Dataset rows for apps and sites:
****************************************
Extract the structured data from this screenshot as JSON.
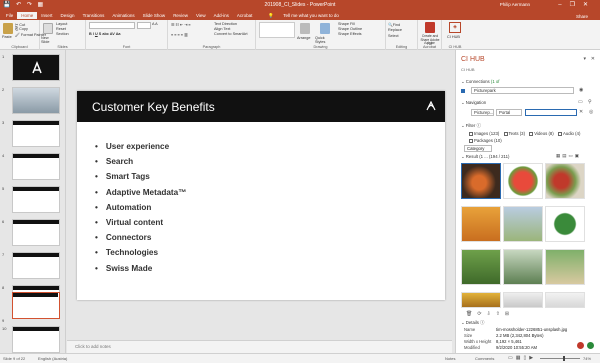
{
  "window": {
    "title": "201908_CI_Slides - PowerPoint",
    "user": "Philip Aermann",
    "controls": [
      "–",
      "❐",
      "✕"
    ]
  },
  "tabs": [
    "File",
    "Home",
    "Insert",
    "Design",
    "Transitions",
    "Animations",
    "Slide Show",
    "Review",
    "View",
    "Add-ins",
    "Acrobat"
  ],
  "tell_me": "Tell me what you want to do",
  "share": "Share",
  "ribbon": {
    "clipboard": {
      "paste": "Paste",
      "cut": "Cut",
      "copy": "Copy",
      "format_painter": "Format Painter",
      "label": "Clipboard"
    },
    "slides": {
      "new_slide": "New Slide",
      "layout": "Layout",
      "reset": "Reset",
      "section": "Section",
      "label": "Slides"
    },
    "font": {
      "label": "Font"
    },
    "paragraph": {
      "text_direction": "Text Direction",
      "align_text": "Align Text",
      "convert_smartart": "Convert to SmartArt",
      "label": "Paragraph"
    },
    "drawing": {
      "arrange": "Arrange",
      "quick_styles": "Quick Styles",
      "shape_fill": "Shape Fill",
      "shape_outline": "Shape Outline",
      "shape_effects": "Shape Effects",
      "label": "Drawing"
    },
    "editing": {
      "find": "Find",
      "replace": "Replace",
      "select": "Select",
      "label": "Editing"
    },
    "acrobat": {
      "create_share": "Create and Share Adobe PDF",
      "label": "Adobe Acrobat"
    },
    "cihub": {
      "button": "CI HUB",
      "label": "CI HUB"
    }
  },
  "thumbnails": [
    {
      "n": "1",
      "star": "",
      "selected": false
    },
    {
      "n": "2",
      "star": "",
      "selected": false
    },
    {
      "n": "3",
      "star": "",
      "selected": false
    },
    {
      "n": "4",
      "star": "★",
      "selected": false
    },
    {
      "n": "5",
      "star": "★",
      "selected": false
    },
    {
      "n": "6",
      "star": "★",
      "selected": false
    },
    {
      "n": "7",
      "star": "★",
      "selected": false
    },
    {
      "n": "8",
      "star": "★",
      "selected": false
    },
    {
      "n": "9",
      "star": "★",
      "selected": true
    },
    {
      "n": "10",
      "star": "★",
      "selected": false
    }
  ],
  "slide": {
    "title": "Customer Key Benefits",
    "bullets": [
      "User experience",
      "Search",
      "Smart Tags",
      "Adaptive Metadata™",
      "Automation",
      "Virtual content",
      "Connectors",
      "Technologies",
      "Swiss Made"
    ]
  },
  "notes_placeholder": "Click to add notes",
  "status": {
    "slide_of": "Slide 9 of 22",
    "language": "English (Austria)",
    "notes": "Notes",
    "comments": "Comments",
    "zoom": "74%"
  },
  "pane": {
    "title": "CI HUB",
    "brand": "CI HUB",
    "connections_label": "Connections",
    "connections_value": "(1 of",
    "connection_name": "Picturepark",
    "navigation_label": "Navigation",
    "nav_source": "Picturep...",
    "nav_portal": "Portal",
    "filter_label": "Filter",
    "filters": [
      "Images (123)",
      "Texts (3)",
      "Videos (8)",
      "Audio (4)",
      "Packages (10)"
    ],
    "category": "Category",
    "result_label": "Result",
    "result_count": "(1 ... (194 / 211)",
    "details_label": "Details",
    "details": [
      {
        "key": "Name",
        "value": "tim-mossholder-1226851-unsplash.jpg"
      },
      {
        "key": "Size",
        "value": "2.2 MB (2,342,804 Bytes)"
      },
      {
        "key": "Width x Height",
        "value": "8,192 × 5,461"
      },
      {
        "key": "Modified",
        "value": "9/2/2020 10:55:20 AM"
      }
    ]
  }
}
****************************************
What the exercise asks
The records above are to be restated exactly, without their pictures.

Final answer
Extract the structured data from this screenshot as JSON.
{
  "window": {
    "title": "201908_CI_Slides - PowerPoint",
    "user": "Philip Aermann",
    "controls": [
      "–",
      "❐",
      "✕"
    ]
  },
  "tabs": [
    "File",
    "Home",
    "Insert",
    "Design",
    "Transitions",
    "Animations",
    "Slide Show",
    "Review",
    "View",
    "Add-ins",
    "Acrobat"
  ],
  "tell_me": "Tell me what you want to do",
  "share": "Share",
  "ribbon": {
    "clipboard": {
      "paste": "Paste",
      "cut": "Cut",
      "copy": "Copy",
      "format_painter": "Format Painter",
      "label": "Clipboard"
    },
    "slides": {
      "new_slide": "New Slide",
      "layout": "Layout",
      "reset": "Reset",
      "section": "Section",
      "label": "Slides"
    },
    "font": {
      "label": "Font"
    },
    "paragraph": {
      "text_direction": "Text Direction",
      "align_text": "Align Text",
      "convert_smartart": "Convert to SmartArt",
      "label": "Paragraph"
    },
    "drawing": {
      "arrange": "Arrange",
      "quick_styles": "Quick Styles",
      "shape_fill": "Shape Fill",
      "shape_outline": "Shape Outline",
      "shape_effects": "Shape Effects",
      "label": "Drawing"
    },
    "editing": {
      "find": "Find",
      "replace": "Replace",
      "select": "Select",
      "label": "Editing"
    },
    "acrobat": {
      "create_share": "Create and Share Adobe PDF",
      "label": "Adobe Acrobat"
    },
    "cihub": {
      "button": "CI HUB",
      "label": "CI HUB"
    }
  },
  "thumbnails": [
    {
      "n": "1",
      "star": "",
      "selected": false
    },
    {
      "n": "2",
      "star": "",
      "selected": false
    },
    {
      "n": "3",
      "star": "",
      "selected": false
    },
    {
      "n": "4",
      "star": "★",
      "selected": false
    },
    {
      "n": "5",
      "star": "★",
      "selected": false
    },
    {
      "n": "6",
      "star": "★",
      "selected": false
    },
    {
      "n": "7",
      "star": "★",
      "selected": false
    },
    {
      "n": "8",
      "star": "★",
      "selected": false
    },
    {
      "n": "9",
      "star": "★",
      "selected": true
    },
    {
      "n": "10",
      "star": "★",
      "selected": false
    }
  ],
  "slide": {
    "title": "Customer Key Benefits",
    "bullets": [
      "User experience",
      "Search",
      "Smart Tags",
      "Adaptive Metadata™",
      "Automation",
      "Virtual content",
      "Connectors",
      "Technologies",
      "Swiss Made"
    ]
  },
  "notes_placeholder": "Click to add notes",
  "status": {
    "slide_of": "Slide 9 of 22",
    "language": "English (Austria)",
    "notes": "Notes",
    "comments": "Comments",
    "zoom": "74%"
  },
  "pane": {
    "title": "CI HUB",
    "brand": "CI HUB",
    "connections_label": "Connections",
    "connections_value": "(1 of",
    "connection_name": "Picturepark",
    "navigation_label": "Navigation",
    "nav_source": "Picturep...",
    "nav_portal": "Portal",
    "filter_label": "Filter",
    "filters": [
      "Images (123)",
      "Texts (3)",
      "Videos (8)",
      "Audio (4)",
      "Packages (10)"
    ],
    "category": "Category",
    "result_label": "Result",
    "result_count": "(1 ... (194 / 211)",
    "details_label": "Details",
    "details": [
      {
        "key": "Name",
        "value": "tim-mossholder-1226851-unsplash.jpg"
      },
      {
        "key": "Size",
        "value": "2.2 MB (2,342,804 Bytes)"
      },
      {
        "key": "Width x Height",
        "value": "8,192 × 5,461"
      },
      {
        "key": "Modified",
        "value": "9/2/2020 10:55:20 AM"
      }
    ]
  }
}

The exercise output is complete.